I thought these round cafe table posters for Ratatoiulle were clever, although I don't suppose you actually want to be thinking of rats when eating out. I passed by the cafe and they were gone today. I love the idea of Parisian cafes but the reality is that many of them are on very busy, noisy streets which doesn't help the romance of the situation any.
Another bit of clever advertising. A Smart Car seems like a toy to me anyway, but tint it pink and throw a fin on top and it is just adorable.
Dragons door handle.
I haven't seen many of these signs painted on the sidewalk, but I had no idea what they were until I read the book Old Scores by Aaron Elkins. They are meant to tell dog walkers where their charges are meant to do their business. In other words, dogs are supposed to poop in the gutters, many of which are flooded every day. For the longest time I thought Paris was having problems with their sewage system, but no, it's intentional.
Not a very practical system since there are almost always cars parked in the way, and the dogs just go on the sidewalk. And from what I've seen, not many owners bother to scoop it or even shovel it over into the gutter.
And lastly a gloomy pic of St Augustin.
Got another batch of DVD rentals in the mail yesterday. First, another excellent sampling of Freaks and Geeks, which I love and highly recommend (especially to those of you who were also in high school in the early 80's). Second, the first disc of Hex, a witchy teen drama/comedy which isn't even as good as Charmed, let alone the fantastic Buffy. There was many a time I was ready to throw in the towel and not even finish the disc, but I am rather pathetically desparate and it was good to quilt to. Have to say the last bit of episode 4 was intriguing, so I may just cave in and get the next few episodes.

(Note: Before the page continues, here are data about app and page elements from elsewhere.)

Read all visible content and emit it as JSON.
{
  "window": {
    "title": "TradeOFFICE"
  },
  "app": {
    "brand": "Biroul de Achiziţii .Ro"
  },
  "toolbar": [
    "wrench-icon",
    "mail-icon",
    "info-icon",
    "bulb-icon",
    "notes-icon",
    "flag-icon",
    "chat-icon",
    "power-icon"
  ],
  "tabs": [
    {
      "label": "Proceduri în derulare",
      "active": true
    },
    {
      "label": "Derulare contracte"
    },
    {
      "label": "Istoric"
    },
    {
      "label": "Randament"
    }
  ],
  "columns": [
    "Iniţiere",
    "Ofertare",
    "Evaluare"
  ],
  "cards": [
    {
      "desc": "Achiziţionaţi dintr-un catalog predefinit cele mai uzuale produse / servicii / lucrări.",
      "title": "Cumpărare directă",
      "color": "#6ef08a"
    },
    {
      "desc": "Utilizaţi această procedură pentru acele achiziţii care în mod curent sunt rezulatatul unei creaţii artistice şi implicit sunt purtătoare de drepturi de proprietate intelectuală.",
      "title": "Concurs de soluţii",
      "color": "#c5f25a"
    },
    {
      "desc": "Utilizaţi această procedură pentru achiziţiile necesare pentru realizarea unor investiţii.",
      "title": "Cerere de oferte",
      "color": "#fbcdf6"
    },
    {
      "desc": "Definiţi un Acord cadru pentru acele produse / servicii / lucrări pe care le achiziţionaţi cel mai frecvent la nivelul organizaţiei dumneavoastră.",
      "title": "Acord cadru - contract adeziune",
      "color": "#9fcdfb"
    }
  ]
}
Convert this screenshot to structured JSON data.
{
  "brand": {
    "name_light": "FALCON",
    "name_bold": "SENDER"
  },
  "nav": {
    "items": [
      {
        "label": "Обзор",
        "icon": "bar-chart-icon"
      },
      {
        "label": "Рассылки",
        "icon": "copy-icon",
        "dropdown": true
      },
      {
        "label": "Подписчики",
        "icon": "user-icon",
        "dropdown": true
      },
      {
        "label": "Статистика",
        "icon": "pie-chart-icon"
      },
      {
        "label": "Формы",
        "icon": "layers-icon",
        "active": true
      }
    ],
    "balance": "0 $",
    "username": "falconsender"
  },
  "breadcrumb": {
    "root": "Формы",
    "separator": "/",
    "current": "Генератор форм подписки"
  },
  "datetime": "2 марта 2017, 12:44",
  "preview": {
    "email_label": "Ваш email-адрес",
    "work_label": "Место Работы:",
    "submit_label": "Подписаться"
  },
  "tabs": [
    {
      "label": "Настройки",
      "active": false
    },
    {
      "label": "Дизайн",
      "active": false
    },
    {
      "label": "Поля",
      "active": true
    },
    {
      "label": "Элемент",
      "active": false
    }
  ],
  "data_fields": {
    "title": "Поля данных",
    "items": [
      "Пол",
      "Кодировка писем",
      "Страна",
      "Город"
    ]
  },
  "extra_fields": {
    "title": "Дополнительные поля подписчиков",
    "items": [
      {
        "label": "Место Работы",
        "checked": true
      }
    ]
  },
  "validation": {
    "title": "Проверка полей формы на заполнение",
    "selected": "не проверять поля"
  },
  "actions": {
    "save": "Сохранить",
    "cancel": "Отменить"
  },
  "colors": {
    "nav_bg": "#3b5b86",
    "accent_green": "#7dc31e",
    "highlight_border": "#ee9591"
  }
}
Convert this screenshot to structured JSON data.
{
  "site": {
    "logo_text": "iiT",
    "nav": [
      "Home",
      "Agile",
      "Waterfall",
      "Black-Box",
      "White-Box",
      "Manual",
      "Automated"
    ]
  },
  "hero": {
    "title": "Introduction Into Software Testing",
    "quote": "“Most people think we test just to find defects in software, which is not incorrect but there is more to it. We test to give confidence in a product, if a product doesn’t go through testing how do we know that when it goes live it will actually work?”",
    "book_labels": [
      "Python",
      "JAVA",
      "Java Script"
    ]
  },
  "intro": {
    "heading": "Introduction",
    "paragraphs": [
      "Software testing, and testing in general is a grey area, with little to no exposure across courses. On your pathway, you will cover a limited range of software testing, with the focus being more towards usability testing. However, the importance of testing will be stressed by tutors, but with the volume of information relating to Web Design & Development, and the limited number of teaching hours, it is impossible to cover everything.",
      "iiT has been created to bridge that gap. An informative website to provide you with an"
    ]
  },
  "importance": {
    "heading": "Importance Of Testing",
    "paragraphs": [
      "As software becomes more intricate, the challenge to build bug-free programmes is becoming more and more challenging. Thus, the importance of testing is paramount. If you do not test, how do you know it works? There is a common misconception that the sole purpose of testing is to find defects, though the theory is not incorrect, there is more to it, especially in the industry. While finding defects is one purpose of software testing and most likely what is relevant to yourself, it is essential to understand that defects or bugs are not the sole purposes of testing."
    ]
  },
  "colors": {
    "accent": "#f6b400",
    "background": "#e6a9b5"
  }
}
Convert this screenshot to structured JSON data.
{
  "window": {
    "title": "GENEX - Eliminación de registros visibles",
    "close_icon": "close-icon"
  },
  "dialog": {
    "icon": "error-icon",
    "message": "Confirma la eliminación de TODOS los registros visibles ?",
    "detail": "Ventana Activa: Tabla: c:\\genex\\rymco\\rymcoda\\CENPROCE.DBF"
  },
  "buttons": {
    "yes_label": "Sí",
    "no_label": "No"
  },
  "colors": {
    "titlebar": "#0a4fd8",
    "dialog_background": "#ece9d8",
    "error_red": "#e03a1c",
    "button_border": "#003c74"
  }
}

Speaking of quilting, I finished the hand quilting on one of my small patriotic quilts, but haven't attached the binding yet. Now I'm deciding whether to move on to the next small one or go back and put more quilting on Liberty Blooms (it's definitely lacking some oomph).
I finished reading A Perfect Red: Empire, Espionage, and the Quest for the Color of Desire. Loved it all the way through, although the first and last chapters were my favorites. Another quote:
Before the invention of synthetic dyes, there had been periods when the wheel of fashion had not favored bright color. Yet even when color was temporarily eclipsed, it had remained for most people an unquestioned symbol of wealth and power--and sooner or later the elite, tiring of subtlety and simplicity, had always returned to it. But the invention of factory dyes fundamentally altered the equation. They made color cheap, in every sense of the word. To many people in the upper classes, color became hopelessly vulgar. Its very ubiquity made it declasse.